  • Similarly disappointed. Received two 2021 kits yesterday and don't fit either of the bikes I bought them for - early noughties Thorn (26") and a 4 year old Raleigh (700cc). The 'instruction videos' are marketing rather than instruction and there is no sizing info on the website and nothing about this problem in the troubleshooting guide. I've had a go at filing the axle down on one, (still nowhere near yet) but I'm reluctant to take a file to forks for the fork washers though have people found this necessary? – Matt Bike Feb 27 at 20:08
2

Presumably you have a bike designed for quick-release wheels that have a 9mm diameter axle.

The Swytch eBike conversion wheel seems to use 10mm solid threaded axles that are secured to the fork with nuts - which makes sense as this provides higher clamping force required to handle the motor torque. (FWIW, this fact seems to be absent from the Swytch website, and it means that their product is not compatible with any bike.)

If your fork dropouts have sufficient material, you may be able to enlarge the dropout width with a file, but beware that you will not be able to use the 9mm axle wheel. It would be dangerous to do so.

You could also find a cheap fork designed for threaded axles. You would need to match your current fork's geometry (headtube to axle distance, rake). As threaded axle hubs are used on cheap bikes you will not find a replacement part available for sale as a separate component. You'll want to get one from a old used bike. A good source for things like this are bike cooperatives or bike stores that specialize in refurbishing old bikes. They often have piles of bikes that are not worth refurbishing or frames that have had parts stripped from them.

4
  • Good thoughts - the risk here is if the motor-wheel doesn't have a torque arm, then the dropouts are the only hard surface transferring power, which could lead to the axle's flat sides chewing out the fork's metal. If the motor is 200W or less, then that's unlikely, 300W perhaps, and 400W+ it gets more probable. – Criggie Mar 25 '19 at 18:13
  • 1
    @Criggie I looked at the Swytch website, their front wheel uses torque washers with a tab that fits in the dropout slot, which means the dropout probably would have be deepened as well as widened. – Argenti Apparatus Mar 25 '19 at 18:33
  • 2
    This all makes the website’s claim of the kit fitting “99% of bicycles” seem a bit of a stretch... – Swifty Mar 26 '19 at 16:39
  • 1
    ^ I agree that could be more clear. Upon trying an old Mtn bike, it was too small, upon contacting Swytch they recommend filing the axle carefully!? but on two of the four bikes I tried to put on, the newer Fuji (2000s era bikes?) had no modification necessary and they are quick-release, fairly modern design. It's not fair to say "not compatible with any bike", just not compatible with everyone's bikes from 1990s. – NoBugs Feb 25 at 4:18
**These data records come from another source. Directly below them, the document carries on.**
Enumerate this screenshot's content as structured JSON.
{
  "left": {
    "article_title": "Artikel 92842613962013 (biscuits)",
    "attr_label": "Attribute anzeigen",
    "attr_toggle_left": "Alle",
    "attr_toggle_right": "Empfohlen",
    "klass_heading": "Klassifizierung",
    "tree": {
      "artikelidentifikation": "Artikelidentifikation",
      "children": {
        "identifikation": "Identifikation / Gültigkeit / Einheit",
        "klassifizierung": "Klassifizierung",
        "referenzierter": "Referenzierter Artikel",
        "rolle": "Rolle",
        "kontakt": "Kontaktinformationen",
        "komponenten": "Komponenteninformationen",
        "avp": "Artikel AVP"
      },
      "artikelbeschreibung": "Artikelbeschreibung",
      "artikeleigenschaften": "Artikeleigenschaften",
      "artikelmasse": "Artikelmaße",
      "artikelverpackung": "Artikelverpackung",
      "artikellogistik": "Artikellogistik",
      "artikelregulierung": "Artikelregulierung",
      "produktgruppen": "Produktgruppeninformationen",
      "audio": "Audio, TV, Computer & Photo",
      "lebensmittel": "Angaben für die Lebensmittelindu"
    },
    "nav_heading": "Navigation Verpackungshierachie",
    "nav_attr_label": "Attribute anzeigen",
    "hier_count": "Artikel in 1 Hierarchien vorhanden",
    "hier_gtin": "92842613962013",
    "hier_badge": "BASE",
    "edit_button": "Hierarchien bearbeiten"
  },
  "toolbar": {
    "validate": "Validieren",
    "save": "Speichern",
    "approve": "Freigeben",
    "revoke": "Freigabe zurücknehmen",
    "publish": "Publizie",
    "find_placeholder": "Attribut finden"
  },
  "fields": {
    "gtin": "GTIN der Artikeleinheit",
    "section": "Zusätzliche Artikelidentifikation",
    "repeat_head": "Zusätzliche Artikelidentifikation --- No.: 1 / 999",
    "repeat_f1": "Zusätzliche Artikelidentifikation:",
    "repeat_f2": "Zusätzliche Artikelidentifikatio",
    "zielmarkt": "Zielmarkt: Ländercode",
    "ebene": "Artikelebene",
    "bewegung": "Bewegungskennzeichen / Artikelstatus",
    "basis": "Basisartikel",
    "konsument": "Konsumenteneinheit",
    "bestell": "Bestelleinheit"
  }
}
Your Answer

By clicking “Post Your Answer”, you agree to our terms of service, privacy policy and cookie policy

Not the answer you're looking for? Browse other questions tagged or ask your own question.